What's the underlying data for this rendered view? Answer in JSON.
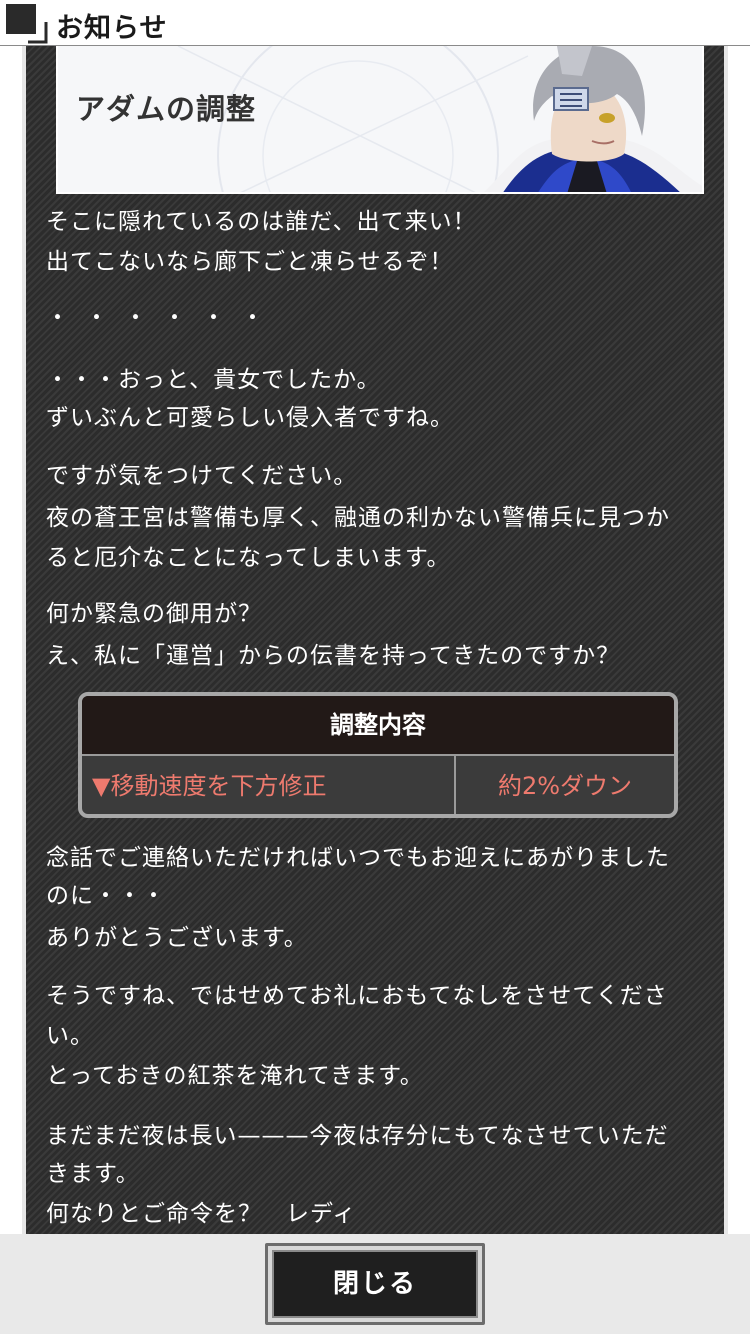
{
  "header": {
    "title": "お知らせ",
    "icon": "notice-icon"
  },
  "banner": {
    "title": "アダムの調整"
  },
  "body": {
    "p1": [
      "そこに隠れているのは誰だ、出て来い！",
      "出てこないなら廊下ごと凍らせるぞ！"
    ],
    "p2": [
      "・・・・・・"
    ],
    "p3": [
      "・・・おっと、貴女でしたか。",
      "ずいぶんと可愛らしい侵入者ですね。"
    ],
    "p4": [
      "ですが気をつけてください。",
      "夜の蒼王宮は警備も厚く、融通の利かない警備兵に見つか",
      "ると厄介なことになってしまいます。"
    ],
    "p5": [
      "何か緊急の御用が？",
      "え、私に「運営」からの伝書を持ってきたのですか？"
    ],
    "p6": [
      "念話でご連絡いただければいつでもお迎えにあがりました",
      "のに・・・",
      "ありがとうございます。"
    ],
    "p7": [
      "そうですね、ではせめてお礼におもてなしをさせてくださ",
      "い。",
      "とっておきの紅茶を淹れてきます。"
    ],
    "p8": [
      "まだまだ夜は長い———今夜は存分にもてなさせていただ",
      "きます。",
      "何なりとご命令を？　レディ"
    ]
  },
  "adjustment": {
    "header": "調整内容",
    "item": "▼移動速度を下方修正",
    "value": "約2%ダウン",
    "colors": {
      "header_bg": "#221917",
      "text": "#ee7a6e"
    }
  },
  "footer": {
    "close_label": "閉じる"
  }
}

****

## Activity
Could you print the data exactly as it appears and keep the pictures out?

## Solution
What's the underlying data for this rendered view? Answer in JSON.
{
  "header": {
    "title": "お知らせ",
    "icon": "notice-icon"
  },
  "banner": {
    "title": "アダムの調整"
  },
  "body": {
    "p1": [
      "そこに隠れているのは誰だ、出て来い！",
      "出てこないなら廊下ごと凍らせるぞ！"
    ],
    "p2": [
      "・・・・・・"
    ],
    "p3": [
      "・・・おっと、貴女でしたか。",
      "ずいぶんと可愛らしい侵入者ですね。"
    ],
    "p4": [
      "ですが気をつけてください。",
      "夜の蒼王宮は警備も厚く、融通の利かない警備兵に見つか",
      "ると厄介なことになってしまいます。"
    ],
    "p5": [
      "何か緊急の御用が？",
      "え、私に「運営」からの伝書を持ってきたのですか？"
    ],
    "p6": [
      "念話でご連絡いただければいつでもお迎えにあがりました",
      "のに・・・",
      "ありがとうございます。"
    ],
    "p7": [
      "そうですね、ではせめてお礼におもてなしをさせてくださ",
      "い。",
      "とっておきの紅茶を淹れてきます。"
    ],
    "p8": [
      "まだまだ夜は長い———今夜は存分にもてなさせていただ",
      "きます。",
      "何なりとご命令を？　レディ"
    ]
  },
  "adjustment": {
    "header": "調整内容",
    "item": "▼移動速度を下方修正",
    "value": "約2%ダウン",
    "colors": {
      "header_bg": "#221917",
      "text": "#ee7a6e"
    }
  },
  "footer": {
    "close_label": "閉じる"
  }
}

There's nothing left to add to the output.